Assignment: Line by line, copy the material below exactly.

** Data in this exercise follows **

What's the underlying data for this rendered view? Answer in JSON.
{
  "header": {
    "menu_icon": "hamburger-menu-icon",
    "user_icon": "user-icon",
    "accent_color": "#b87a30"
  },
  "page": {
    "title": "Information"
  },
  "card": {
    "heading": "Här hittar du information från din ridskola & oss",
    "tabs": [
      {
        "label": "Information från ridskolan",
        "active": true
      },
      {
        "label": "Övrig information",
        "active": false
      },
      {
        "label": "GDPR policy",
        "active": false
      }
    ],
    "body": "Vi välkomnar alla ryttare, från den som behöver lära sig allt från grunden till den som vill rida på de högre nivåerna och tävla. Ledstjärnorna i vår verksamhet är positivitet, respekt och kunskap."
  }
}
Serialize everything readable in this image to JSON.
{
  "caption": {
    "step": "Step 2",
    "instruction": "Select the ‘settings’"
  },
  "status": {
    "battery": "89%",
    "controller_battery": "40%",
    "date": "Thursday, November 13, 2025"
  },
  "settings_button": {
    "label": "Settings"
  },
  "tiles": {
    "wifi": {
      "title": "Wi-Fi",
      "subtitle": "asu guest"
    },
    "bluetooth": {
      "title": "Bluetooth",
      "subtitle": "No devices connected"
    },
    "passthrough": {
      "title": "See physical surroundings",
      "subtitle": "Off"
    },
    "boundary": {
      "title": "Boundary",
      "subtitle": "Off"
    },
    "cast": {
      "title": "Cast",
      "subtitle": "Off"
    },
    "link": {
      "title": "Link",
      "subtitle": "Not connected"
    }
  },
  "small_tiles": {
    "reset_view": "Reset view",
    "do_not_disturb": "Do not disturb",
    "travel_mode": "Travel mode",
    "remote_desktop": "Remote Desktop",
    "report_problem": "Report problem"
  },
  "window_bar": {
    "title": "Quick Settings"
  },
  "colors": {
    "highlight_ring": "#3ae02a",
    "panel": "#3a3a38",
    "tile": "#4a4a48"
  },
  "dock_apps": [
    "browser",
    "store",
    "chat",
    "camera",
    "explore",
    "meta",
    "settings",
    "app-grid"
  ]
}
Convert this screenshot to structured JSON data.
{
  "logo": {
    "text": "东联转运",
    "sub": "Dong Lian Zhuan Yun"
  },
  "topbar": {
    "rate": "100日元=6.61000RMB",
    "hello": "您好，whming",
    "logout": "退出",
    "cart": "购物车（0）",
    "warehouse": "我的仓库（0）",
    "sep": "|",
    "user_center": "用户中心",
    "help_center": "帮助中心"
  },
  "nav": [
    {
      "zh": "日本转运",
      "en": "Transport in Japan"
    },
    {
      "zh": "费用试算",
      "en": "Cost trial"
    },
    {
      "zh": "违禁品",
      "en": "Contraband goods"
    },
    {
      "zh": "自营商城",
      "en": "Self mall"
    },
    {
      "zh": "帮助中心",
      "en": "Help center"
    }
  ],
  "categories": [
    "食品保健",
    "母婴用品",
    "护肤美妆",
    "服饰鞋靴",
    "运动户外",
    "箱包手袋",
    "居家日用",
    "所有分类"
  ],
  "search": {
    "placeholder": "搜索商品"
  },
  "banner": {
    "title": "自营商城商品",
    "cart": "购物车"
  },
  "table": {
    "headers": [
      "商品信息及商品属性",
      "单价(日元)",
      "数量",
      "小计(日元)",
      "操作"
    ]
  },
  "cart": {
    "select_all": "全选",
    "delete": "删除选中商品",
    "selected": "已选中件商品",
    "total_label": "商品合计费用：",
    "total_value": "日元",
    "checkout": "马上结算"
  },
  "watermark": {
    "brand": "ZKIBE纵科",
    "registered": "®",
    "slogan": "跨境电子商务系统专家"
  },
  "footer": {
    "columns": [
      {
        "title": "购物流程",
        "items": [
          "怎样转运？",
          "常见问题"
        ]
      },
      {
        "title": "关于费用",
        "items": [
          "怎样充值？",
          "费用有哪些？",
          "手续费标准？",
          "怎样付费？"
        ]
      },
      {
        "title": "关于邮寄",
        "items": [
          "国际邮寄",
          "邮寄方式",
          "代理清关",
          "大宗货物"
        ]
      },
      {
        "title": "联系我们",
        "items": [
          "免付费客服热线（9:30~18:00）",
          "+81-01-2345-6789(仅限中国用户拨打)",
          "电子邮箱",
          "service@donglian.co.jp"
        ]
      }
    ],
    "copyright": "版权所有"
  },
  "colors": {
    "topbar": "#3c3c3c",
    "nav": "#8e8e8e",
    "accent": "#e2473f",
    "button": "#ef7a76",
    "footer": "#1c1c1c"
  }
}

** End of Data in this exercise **

Answer space:
What's the underlying data for this rendered view? Answer in JSON.
{
  "header": {
    "menu_icon": "hamburger-menu-icon",
    "user_icon": "user-icon",
    "accent_color": "#b87a30"
  },
  "page": {
    "title": "Information"
  },
  "card": {
    "heading": "Här hittar du information från din ridskola & oss",
    "tabs": [
      {
        "label": "Information från ridskolan",
        "active": true
      },
      {
        "label": "Övrig information",
        "active": false
      },
      {
        "label": "GDPR policy",
        "active": false
      }
    ],
    "body": "Vi välkomnar alla ryttare, från den som behöver lära sig allt från grunden till den som vill rida på de högre nivåerna och tävla. Ledstjärnorna i vår verksamhet är positivitet, respekt och kunskap."
  }
}
Serialize everything readable in this image to JSON.
{
  "caption": {
    "step": "Step 2",
    "instruction": "Select the ‘settings’"
  },
  "status": {
    "battery": "89%",
    "controller_battery": "40%",
    "date": "Thursday, November 13, 2025"
  },
  "settings_button": {
    "label": "Settings"
  },
  "tiles": {
    "wifi": {
      "title": "Wi-Fi",
      "subtitle": "asu guest"
    },
    "bluetooth": {
      "title": "Bluetooth",
      "subtitle": "No devices connected"
    },
    "passthrough": {
      "title": "See physical surroundings",
      "subtitle": "Off"
    },
    "boundary": {
      "title": "Boundary",
      "subtitle": "Off"
    },
    "cast": {
      "title": "Cast",
      "subtitle": "Off"
    },
    "link": {
      "title": "Link",
      "subtitle": "Not connected"
    }
  },
  "small_tiles": {
    "reset_view": "Reset view",
    "do_not_disturb": "Do not disturb",
    "travel_mode": "Travel mode",
    "remote_desktop": "Remote Desktop",
    "report_problem": "Report problem"
  },
  "window_bar": {
    "title": "Quick Settings"
  },
  "colors": {
    "highlight_ring": "#3ae02a",
    "panel": "#3a3a38",
    "tile": "#4a4a48"
  },
  "dock_apps": [
    "browser",
    "store",
    "chat",
    "camera",
    "explore",
    "meta",
    "settings",
    "app-grid"
  ]
}
Convert this screenshot to structured JSON data.
{
  "logo": {
    "text": "东联转运",
    "sub": "Dong Lian Zhuan Yun"
  },
  "topbar": {
    "rate": "100日元=6.61000RMB",
    "hello": "您好，whming",
    "logout": "退出",
    "cart": "购物车（0）",
    "warehouse": "我的仓库（0）",
    "sep": "|",
    "user_center": "用户中心",
    "help_center": "帮助中心"
  },
  "nav": [
    {
      "zh": "日本转运",
      "en": "Transport in Japan"
    },
    {
      "zh": "费用试算",
      "en": "Cost trial"
    },
    {
      "zh": "违禁品",
      "en": "Contraband goods"
    },
    {
      "zh": "自营商城",
      "en": "Self mall"
    },
    {
      "zh": "帮助中心",
      "en": "Help center"
    }
  ],
  "categories": [
    "食品保健",
    "母婴用品",
    "护肤美妆",
    "服饰鞋靴",
    "运动户外",
    "箱包手袋",
    "居家日用",
    "所有分类"
  ],
  "search": {
    "placeholder": "搜索商品"
  },
  "banner": {
    "title": "自营商城商品",
    "cart": "购物车"
  },
  "table": {
    "headers": [
      "商品信息及商品属性",
      "单价(日元)",
      "数量",
      "小计(日元)",
      "操作"
    ]
  },
  "cart": {
    "select_all": "全选",
    "delete": "删除选中商品",
    "selected": "已选中件商品",
    "total_label": "商品合计费用：",
    "total_value": "日元",
    "checkout": "马上结算"
  },
  "watermark": {
    "brand": "ZKIBE纵科",
    "registered": "®",
    "slogan": "跨境电子商务系统专家"
  },
  "footer": {
    "columns": [
      {
        "title": "购物流程",
        "items": [
          "怎样转运？",
          "常见问题"
        ]
      },
      {
        "title": "关于费用",
        "items": [
          "怎样充值？",
          "费用有哪些？",
          "手续费标准？",
          "怎样付费？"
        ]
      },
      {
        "title": "关于邮寄",
        "items": [
          "国际邮寄",
          "邮寄方式",
          "代理清关",
          "大宗货物"
        ]
      },
      {
        "title": "联系我们",
        "items": [
          "免付费客服热线（9:30~18:00）",
          "+81-01-2345-6789(仅限中国用户拨打)",
          "电子邮箱",
          "service@donglian.co.jp"
        ]
      }
    ],
    "copyright": "版权所有"
  },
  "colors": {
    "topbar": "#3c3c3c",
    "nav": "#8e8e8e",
    "accent": "#e2473f",
    "button": "#ef7a76",
    "footer": "#1c1c1c"
  }
}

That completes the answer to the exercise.